The Geometry of Love
Space, Time, Mystery, and Meaning in an Ordinary Church
By Margaret Visser
reviewed by Catherine Fournier
If yo're planning to visit Rome any time in the next hundred years or so, you'll want to read this book. If you've been to Rome lately, you'll want to read this book (though you'll probably kick yourself for not visiting this "ordinary church ... small, fairly well known but not too famous": Sant'Agnese fuori le Mura - Saint Agnes outside the Walls.) Even if you've been sitting in your own parish church wondering vaguely why it's laid out in a cross, or it has a half dome, or even why your modern church leaves you feeling somehow lost and dissatified, then you'll want to read this book.
I'll quote the press release:
"Margaret Visser writes a mixture of tribute and history in "Geometry of Love," exploring the origins and symbolism of church architecture. Visser touches on everything from the symbolism of altars to the methods of construction, the intentions of the builders and the spiritual effects these buildings have on their visitors. Visser digs deep to understand why we build these monuments of faith and what they mean to us personally."
"More than any other kind of edifice, a church is intentionally meaningful in all its aspects, and Visser decided to find out what it was trying to express, in its nuances as well as in its grand gestures. She deliberately chose a relatively simple church just outside the walls of Rome, Sant'Agnese fuori le Mura, but she casts a wide net - taking in history, theology, anthropology, and folklore, among other disciplines - to illuminate its physical and spiritual architecture.
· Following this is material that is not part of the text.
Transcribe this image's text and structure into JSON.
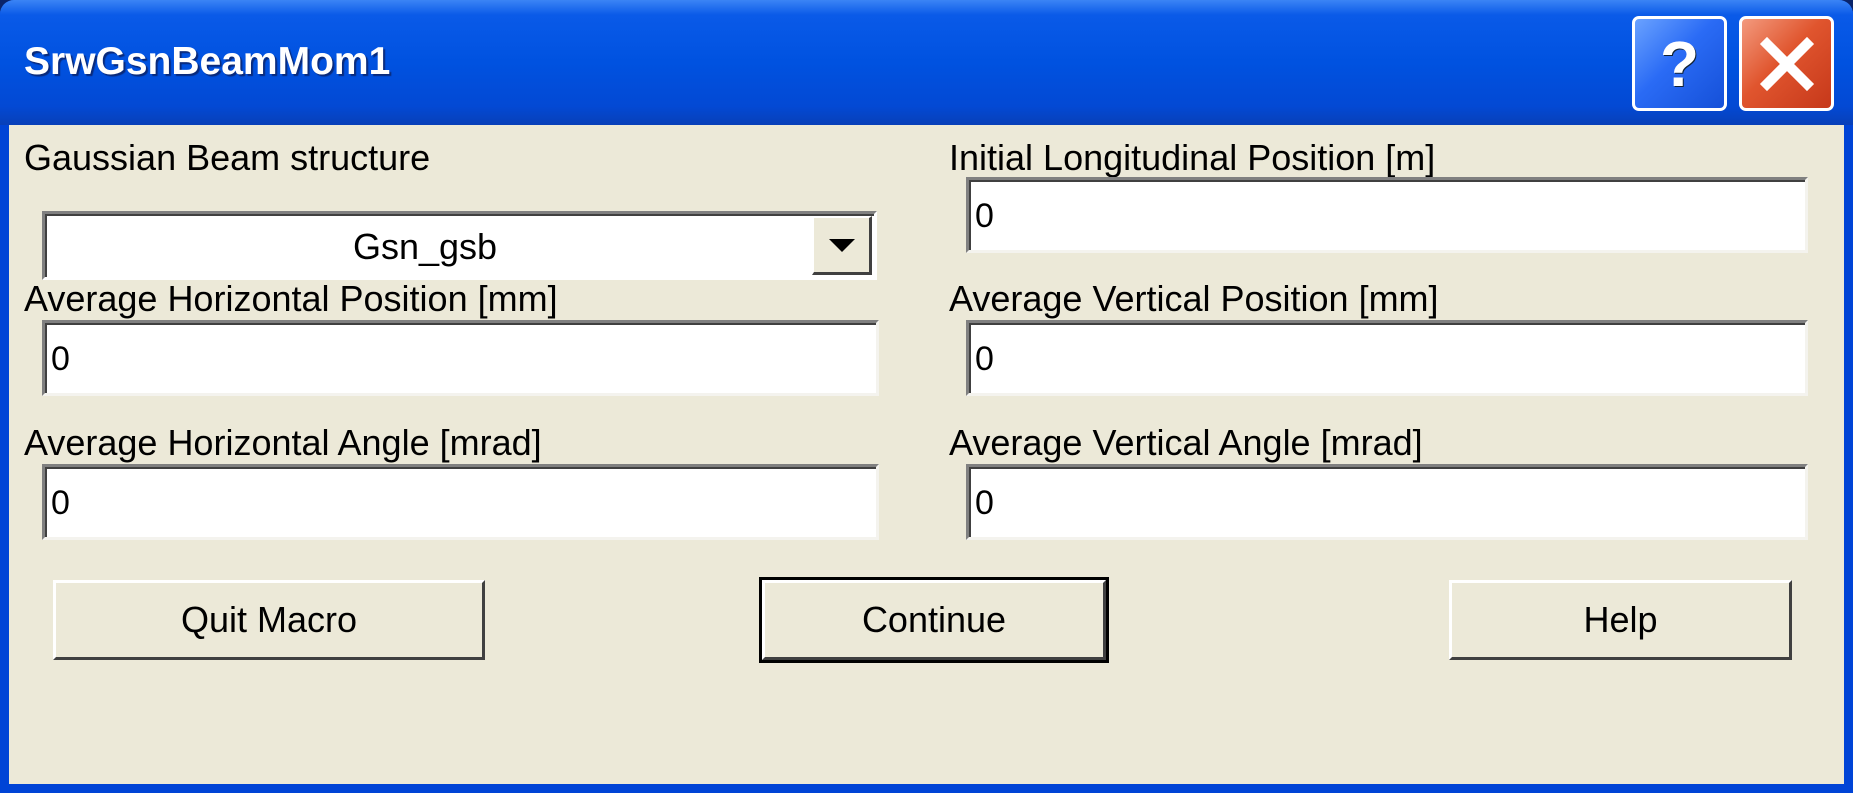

As she guides us through the building, from apse to nave, catacombs to campanile, Visser explores the symbolism of lambs, the Christian fascination with virgins, the meanings of martyrdom, and the history of relics. At the same time, she moves back through the centuries to reveal Christianity in its earliest forms and purposes. The book ends at the church's beginning, with the grave of Agnes, a twelve-year-old girl who was murdered seventeen hundred years ago and whose remains lie buried beneath the altar. By then we have learned how to read any church building, how to interpret what it "does" and "says," whether we are of any faith or none."
We heard of the imminent release of Margaret Visser's book shortly before we went on a trip to Rome, and so included a trip down the Via Nomentana to Sant'Agnese in anticipation of reading the book on our return. We found a little gem of a church, surprisingly (to us) at the bottom of a long, intriguing staircase. We toured the catacombs with a respectful guide and found them exactly as we had expected - damp, cramped and slightly creepy, and not at all like we had expected - practically whispering with history and full of fascinating detail.
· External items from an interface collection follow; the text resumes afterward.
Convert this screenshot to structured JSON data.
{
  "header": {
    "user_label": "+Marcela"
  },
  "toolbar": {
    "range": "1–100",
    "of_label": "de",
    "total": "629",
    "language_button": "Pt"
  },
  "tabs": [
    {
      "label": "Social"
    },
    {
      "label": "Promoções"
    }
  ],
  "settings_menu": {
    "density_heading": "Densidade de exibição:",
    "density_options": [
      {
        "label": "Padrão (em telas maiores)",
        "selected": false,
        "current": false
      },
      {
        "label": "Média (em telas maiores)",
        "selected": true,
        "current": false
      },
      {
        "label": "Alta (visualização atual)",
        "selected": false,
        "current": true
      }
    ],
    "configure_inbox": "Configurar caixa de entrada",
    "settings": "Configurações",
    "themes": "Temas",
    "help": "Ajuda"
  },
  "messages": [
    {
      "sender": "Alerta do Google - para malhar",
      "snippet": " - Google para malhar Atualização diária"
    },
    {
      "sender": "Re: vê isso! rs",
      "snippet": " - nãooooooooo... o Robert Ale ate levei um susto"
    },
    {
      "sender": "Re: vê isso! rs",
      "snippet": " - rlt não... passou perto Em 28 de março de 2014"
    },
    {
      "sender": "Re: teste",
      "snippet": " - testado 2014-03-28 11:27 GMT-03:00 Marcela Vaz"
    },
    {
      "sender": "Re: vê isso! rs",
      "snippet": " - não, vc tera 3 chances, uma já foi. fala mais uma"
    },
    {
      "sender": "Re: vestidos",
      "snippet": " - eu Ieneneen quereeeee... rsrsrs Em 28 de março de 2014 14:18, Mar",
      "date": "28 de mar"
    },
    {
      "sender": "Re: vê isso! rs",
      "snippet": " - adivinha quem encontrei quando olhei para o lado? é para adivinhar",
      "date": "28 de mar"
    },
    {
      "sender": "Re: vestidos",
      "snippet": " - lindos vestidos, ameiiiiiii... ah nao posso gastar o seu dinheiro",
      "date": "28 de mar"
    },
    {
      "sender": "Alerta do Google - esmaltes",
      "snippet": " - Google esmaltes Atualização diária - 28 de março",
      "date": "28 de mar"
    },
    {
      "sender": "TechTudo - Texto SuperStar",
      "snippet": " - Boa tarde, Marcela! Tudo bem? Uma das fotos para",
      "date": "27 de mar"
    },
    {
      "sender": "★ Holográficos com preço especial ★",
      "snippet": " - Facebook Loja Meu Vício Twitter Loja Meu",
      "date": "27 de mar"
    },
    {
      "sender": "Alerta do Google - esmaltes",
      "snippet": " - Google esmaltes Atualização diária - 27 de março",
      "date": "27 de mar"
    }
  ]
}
By the time we returned to Canada, Margaret Visser's book was out of print. Wildly successful, its first print run sold out within weeks. We had to wait, as the memories of the church began to fade...
But "The Geometry of Love; Space, Time, Mystery, and Meaning in an Ordinary Church" proved to be well worth the wait. (And we're kicking ourselves on how much we missed.)
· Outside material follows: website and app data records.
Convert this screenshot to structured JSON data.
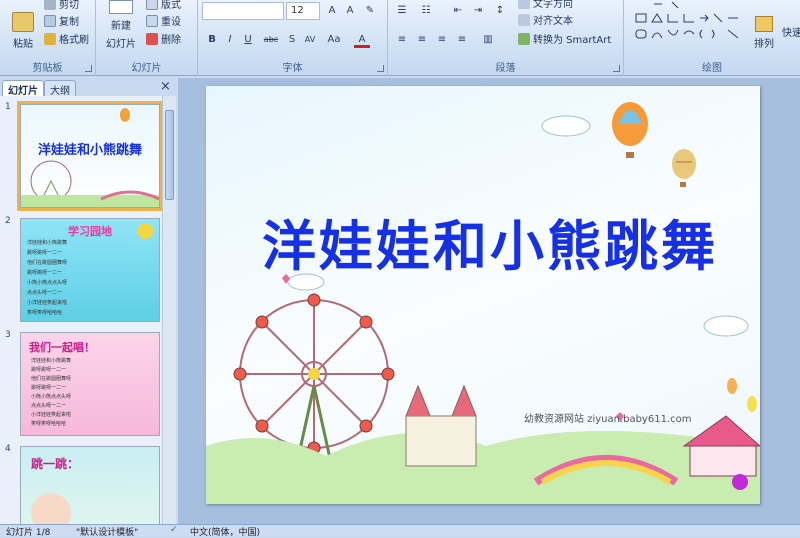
{
  "ribbon": {
    "clipboard": {
      "paste": "粘贴",
      "cut": "剪切",
      "copy": "复制",
      "format_painter": "格式刷",
      "label": "剪贴板"
    },
    "slides": {
      "new_slide": "新建",
      "new_slide_sub": "幻灯片",
      "layout": "版式",
      "reset": "重设",
      "delete": "删除",
      "label": "幻灯片"
    },
    "font": {
      "font_name": "",
      "font_size": "12",
      "label": "字体",
      "buttons": [
        "B",
        "I",
        "U",
        "abc",
        "S",
        "AV",
        "Aa",
        "A"
      ]
    },
    "paragraph": {
      "text_direction": "文字方向",
      "align_text": "对齐文本",
      "smartart": "转换为 SmartArt",
      "label": "段落"
    },
    "drawing": {
      "arrange": "排列",
      "quick_styles": "快速",
      "label": "绘图"
    }
  },
  "panel": {
    "tab_slides": "幻灯片",
    "tab_outline": "大纲",
    "close": "×",
    "thumbnails": [
      {
        "num": "1",
        "title": "洋娃娃和小熊跳舞"
      },
      {
        "num": "2",
        "title": "学习园地",
        "lines": [
          "洋娃娃和小熊跳舞",
          "跳呀跳呀一二一",
          "他们在跳圆圈舞呀",
          "跳呀跳呀一二一",
          "小熊小熊点点头呀",
          "点点头呀一二一",
          "小洋娃娃笑起来啦",
          "笑呀笑呀哈哈哈"
        ]
      },
      {
        "num": "3",
        "title": "我们一起唱！",
        "lines": [
          "洋娃娃和小熊跳舞",
          "跳呀跳呀一二一",
          "他们在跳圆圈舞呀",
          "跳呀跳呀一二一",
          "小熊小熊点点头呀",
          "点点头呀一二一",
          "小洋娃娃笑起来啦",
          "笑呀笑呀哈哈哈"
        ]
      },
      {
        "num": "4",
        "title": "跳一跳："
      }
    ]
  },
  "slide": {
    "title": "洋娃娃和小熊跳舞",
    "website": "幼教资源网站  ziyuan.baby611.com"
  },
  "status": {
    "slide_count": "幻灯片 1/8",
    "theme": "\"默认设计模板\"",
    "language": "中文(简体，中国)"
  }
}
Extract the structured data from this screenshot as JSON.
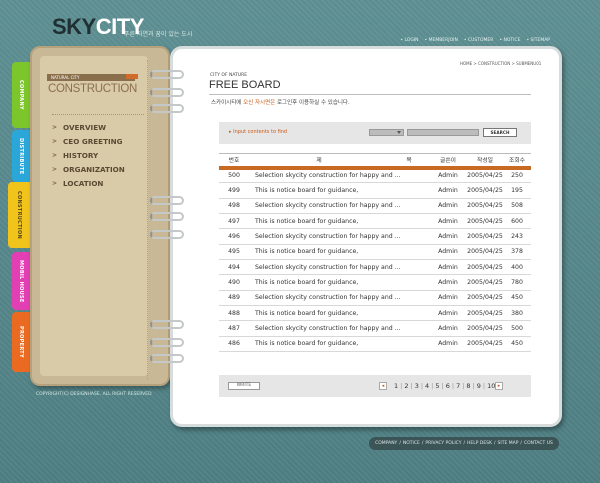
{
  "header": {
    "logo_sky": "SKY",
    "logo_city": "CITY",
    "tagline": "푸른 자연과 꿈이 있는 도시",
    "topnav": [
      "LOGIN",
      "MEMBERJOIN",
      "CUSTOMER",
      "NOTICE",
      "SITEMAP"
    ]
  },
  "sidebar": {
    "small_label": "NATURAL CITY",
    "title": "CONSTRUCTION",
    "menu": [
      "OVERVIEW",
      "CEO GREETING",
      "HISTORY",
      "ORGANIZATION",
      "LOCATION"
    ],
    "copyright": "COPYRIGHT(C) DESIGNHASE. ALL RIGHT RESERVED"
  },
  "tabs": [
    {
      "label": "COMPANY",
      "color": "#7cc52a"
    },
    {
      "label": "DISTRIBUTE",
      "color": "#2aa6d8"
    },
    {
      "label": "CONSTRUCTION",
      "color": "#f0c41a"
    },
    {
      "label": "MOBIL HOUSE",
      "color": "#e23fb5"
    },
    {
      "label": "PROPERTY",
      "color": "#ea6a22"
    }
  ],
  "page": {
    "breadcrumb": "HOME > CONSTRUCTION > SUBMENU01",
    "small": "CITY OF NATURE",
    "title": "FREE BOARD",
    "desc_pre": "스카이시티에 ",
    "desc_hl": "오신 자시면은",
    "desc_post": " 로그인후 이용하실 수 있습니다."
  },
  "search": {
    "hint": "Input contents to find",
    "button": "SEARCH"
  },
  "table": {
    "headers": [
      "번호",
      "제",
      "목",
      "글쓴이",
      "작성일",
      "조회수"
    ],
    "rows": [
      [
        "500",
        "Selection skycity construction for happy and ...",
        "Admin",
        "2005/04/25",
        "250"
      ],
      [
        "499",
        "This is notice board for guidance,",
        "Admin",
        "2005/04/25",
        "195"
      ],
      [
        "498",
        "Selection skycity construction for happy and ...",
        "Admin",
        "2005/04/25",
        "508"
      ],
      [
        "497",
        "This is notice board for guidance,",
        "Admin",
        "2005/04/25",
        "600"
      ],
      [
        "496",
        "Selection skycity construction for happy and ...",
        "Admin",
        "2005/04/25",
        "243"
      ],
      [
        "495",
        "This is notice board for guidance,",
        "Admin",
        "2005/04/25",
        "378"
      ],
      [
        "494",
        "Selection skycity construction for happy and ...",
        "Admin",
        "2005/04/25",
        "400"
      ],
      [
        "490",
        "This is notice board for guidance,",
        "Admin",
        "2005/04/25",
        "780"
      ],
      [
        "489",
        "Selection skycity construction for happy and ...",
        "Admin",
        "2005/04/25",
        "450"
      ],
      [
        "488",
        "This is notice board for guidance,",
        "Admin",
        "2005/04/25",
        "380"
      ],
      [
        "487",
        "Selection skycity construction for happy and ...",
        "Admin",
        "2005/04/25",
        "500"
      ],
      [
        "486",
        "This is notice board for guidance,",
        "Admin",
        "2005/04/25",
        "450"
      ]
    ]
  },
  "pager": {
    "write": "WRITE",
    "prev": "◂",
    "next": "▸",
    "pages": [
      "1",
      "2",
      "3",
      "4",
      "5",
      "6",
      "7",
      "8",
      "9",
      "10"
    ]
  },
  "footer": [
    "COMPANY",
    "NOTICE",
    "PRIVACY POLICY",
    "HELP DESK",
    "SITE MAP",
    "CONTACT US"
  ]
}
Here's an excerpt: "It is a building that feels as if it has been on a very long journey out of the past, has altered and suffered and gathered accretions, and now it is here with us, still bearing its cargo of memories and still carrying out the purpose for which it was built."
Visser goes on from there for 262 lovely pages, exploring Roman burial customs, the evolution of mosiacs in Christianity, the appreciation of porphyry columns, metaphysics in architecture, symbolism, and a myriad of other fascinating topics. The readers is constantly imagining, visualizing and comparing.
Which brings me to my only complaint with the book. The visualizing of placement, orientation, excavation and history would have been much easier and much more satisfying with some maps to help. Simple line drawings showing the relation of Sant'Agnese to Santa Constanza for example, with the huge curved wall of the funerary basilica would have helped me visualize not only the size of the basilica, but the extent of the catacombs that surround and surrounded Sant'Agnese. A map of early and modern Rome, a map of the Roman walls, some line drawings of the church before its partial excavation, for example. All would have added immeasureably my reading of the book. Eventually, I pulled out our ragged map of Rome and kept it beside me as I read.
This is no reason not to buy this book. It's actually a reason to go to Rome to see for yourself more than anything else and in the meantime, study "The Geometry of Love." If you've got a relative in studying art history, architecture, theology, history or almost anything else, buy a copy for them too.
About the Author:
Margaret Visser was born in South Africa, studied at the Sorbonne, and received her doctorate in classics from the University of Toronto. She is the author of three previous books: Much Depends on Dinner; Rituals of Dinner, which won the International Association of Culinary Professionals' Literary Food Writing Award and the Jane Grigson Award; and The Way We Are. She divides her time among Toronto, Barcelona, and southwestern France. The author's Web site can be found at www.margaretvisser.com.
Also by Margaret Visser:
The Rituals of Dinner : The Origins, Evolution, Eccentricities, and Meaning of Table Manners
Much Depends on Dinner : The Extraordinary History and Mythology, Allure and Obsessions, Perils and Taboos, of an Ordinary Meal